•“Despite its efforts, the Pakistani delegation could not convince the [APG] to upgrade its status on any parameter,” a government source said.
An end to arms control consensus
An end to the New START in 2021 will leave the arsenals of the two major nuclear powers unencumbered by any pact
•The countdown on the U.S.-Russia Intermediate Range Nuclear Forces (INF) Treaty began last October when President Donald Trump announced that U.S. was considering a withdrawal. On August 2, the U.S. formally quit the pact. Concluded in 1987, the agreement had obliged the two countries to eliminate all ground-based missiles of ranges between 500 and 5,500 km, an objective achieved by 1991.
•At risk is the New START (Strategic Arms Reduction Treaty) signed in 2010 and due to lapse in February 2021. It has a provision for a five-year extension but Mr. Trump has already labelled it “a bad deal negotiated by the [Barack] Obama administration.”
•In May, Director of the Defence Intelligence Agency Lt. Gen. Robert Ashley declared that “Russia probably is not adhering to the nuclear testing moratorium in a manner consistent with the ‘zero-yield’ standard” imposed by the Comprehensive Test Ban Treaty (CTBT). The CTBT has not entered into force but the U.S. is a signatory and Russia has signed and ratified it. Many have interpreted Lt. Gen. Ashley’s statement as preparing the ground for a resumption of nuclear explosives testing. Taken together, these ominous pointers indicate the beginning of a new nuclear arms race.
•The decade of the 1980s saw heightened Cold War tensions. Soviet military intervention in Afghanistan in 1979 provided the U.S. an opportunity to fund a (barely) covert jihad with the help of Pakistan. President Ronald Reagan called the USSR “an evil empire” and launched his space war initiative.
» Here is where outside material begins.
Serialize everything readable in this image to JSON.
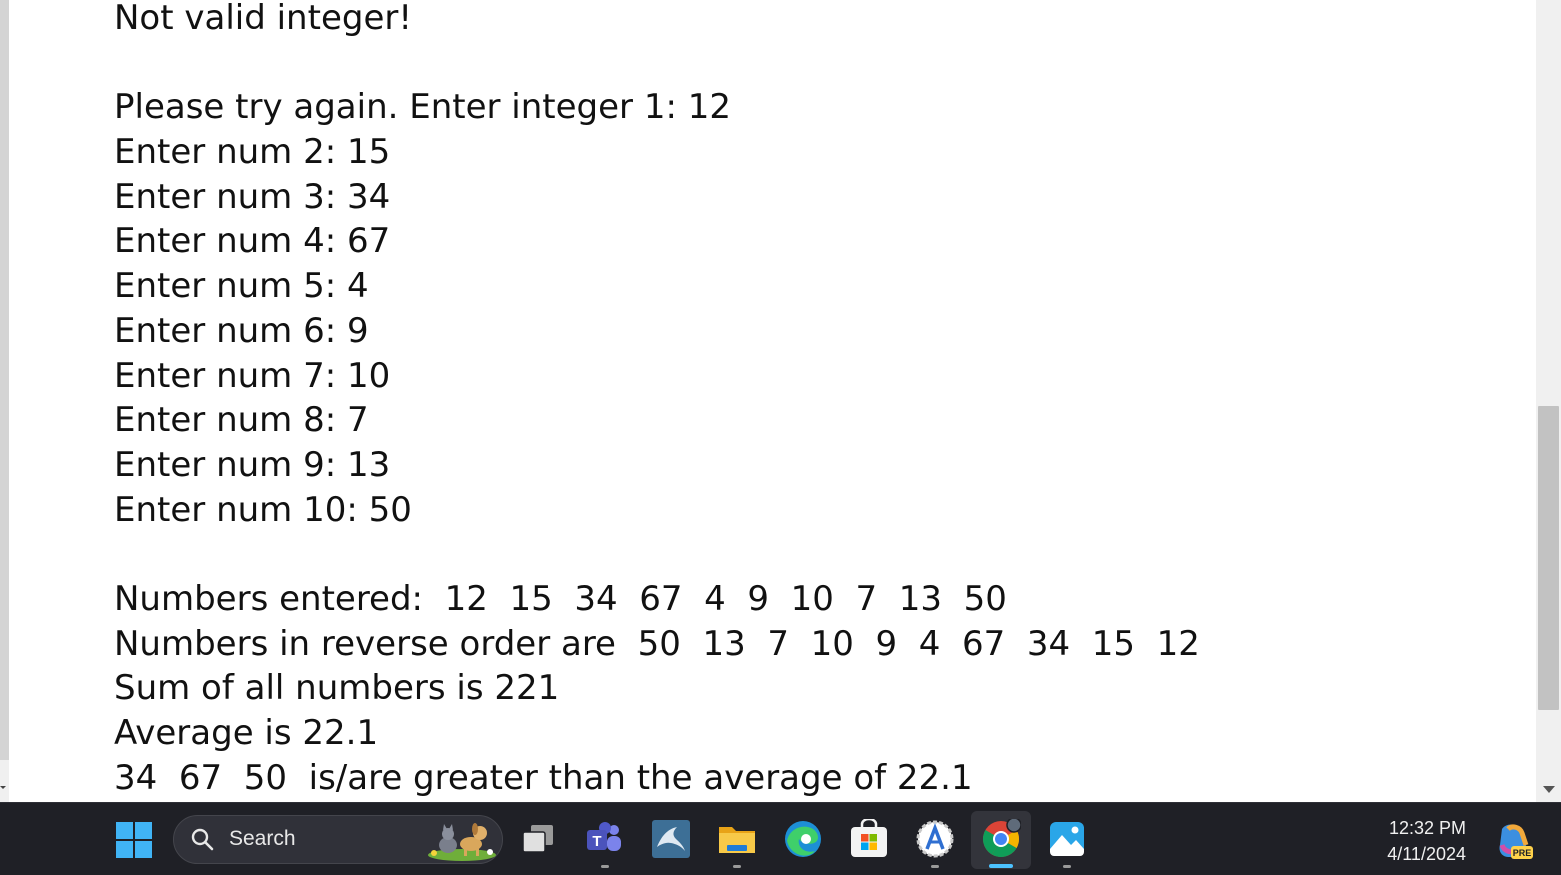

Soviet deployments in Europe of SS-20 missiles were matched by the U.S. with Pershing II and cruise missiles.